* **Assignment**: Once the pictures are removed, return each record below exactly as written.

Component data from apps and pages:
----------

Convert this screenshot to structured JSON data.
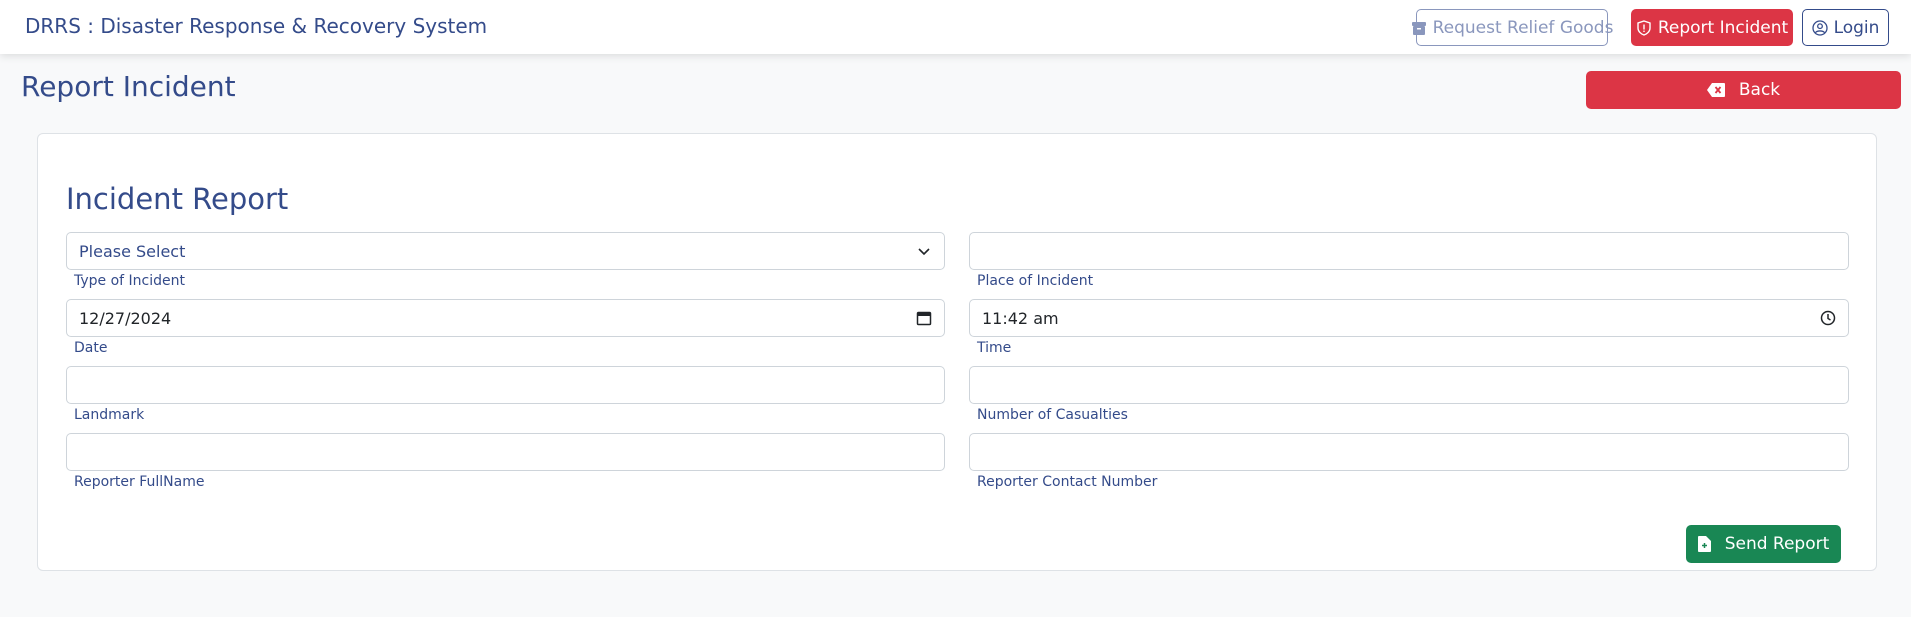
{
  "header": {
    "brand": "DRRS : Disaster Response & Recovery System",
    "buttons": {
      "relief": "Request Relief Goods",
      "report": "Report Incident",
      "login": "Login"
    }
  },
  "page": {
    "title": "Report Incident",
    "back_label": "Back"
  },
  "form": {
    "title": "Incident Report",
    "type_of_incident": {
      "value": "Please Select",
      "label": "Type of Incident"
    },
    "place_of_incident": {
      "value": "",
      "label": "Place of Incident"
    },
    "date": {
      "value": "12/27/2024",
      "label": "Date"
    },
    "time": {
      "value": "11:42 am",
      "label": "Time"
    },
    "landmark": {
      "value": "",
      "label": "Landmark"
    },
    "casualties": {
      "value": "",
      "label": "Number of Casualties"
    },
    "reporter_name": {
      "value": "",
      "label": "Reporter FullName"
    },
    "reporter_contact": {
      "value": "",
      "label": "Reporter Contact Number"
    },
    "submit_label": "Send Report"
  },
  "icons": {
    "relief": "box-icon",
    "report": "shield-exclamation-icon",
    "login": "user-circle-icon",
    "back": "backspace-icon",
    "select": "chevron-down-icon",
    "date": "calendar-icon",
    "time": "clock-icon",
    "send": "file-plus-icon"
  },
  "colors": {
    "primary_text": "#344b8a",
    "danger": "#dc3545",
    "success": "#198754",
    "muted": "#8a97bd"
  }
}
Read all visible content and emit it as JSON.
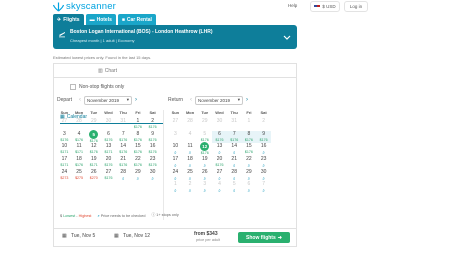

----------

* **Output of the task**:
Convert this screenshot to structured JSON data.
{
  "header": {
    "brand": "DRRS : Disaster Response & Recovery System",
    "buttons": {
      "relief": "Request Relief Goods",
      "report": "Report Incident",
      "login": "Login"
    }
  },
  "page": {
    "title": "Report Incident",
    "back_label": "Back"
  },
  "form": {
    "title": "Incident Report",
    "type_of_incident": {
      "value": "Please Select",
      "label": "Type of Incident"
    },
    "place_of_incident": {
      "value": "",
      "label": "Place of Incident"
    },
    "date": {
      "value": "12/27/2024",
      "label": "Date"
    },
    "time": {
      "value": "11:42 am",
      "label": "Time"
    },
    "landmark": {
      "value": "",
      "label": "Landmark"
    },
    "casualties": {
      "value": "",
      "label": "Number of Casualties"
    },
    "reporter_name": {
      "value": "",
      "label": "Reporter FullName"
    },
    "reporter_contact": {
      "value": "",
      "label": "Reporter Contact Number"
    },
    "submit_label": "Send Report"
  },
  "icons": {
    "relief": "box-icon",
    "report": "shield-exclamation-icon",
    "login": "user-circle-icon",
    "back": "backspace-icon",
    "select": "chevron-down-icon",
    "date": "calendar-icon",
    "time": "clock-icon",
    "send": "file-plus-icon"
  },
  "colors": {
    "primary_text": "#344b8a",
    "danger": "#dc3545",
    "success": "#198754",
    "muted": "#8a97bd"
  }
}
Read all visible content and emit it as JSON.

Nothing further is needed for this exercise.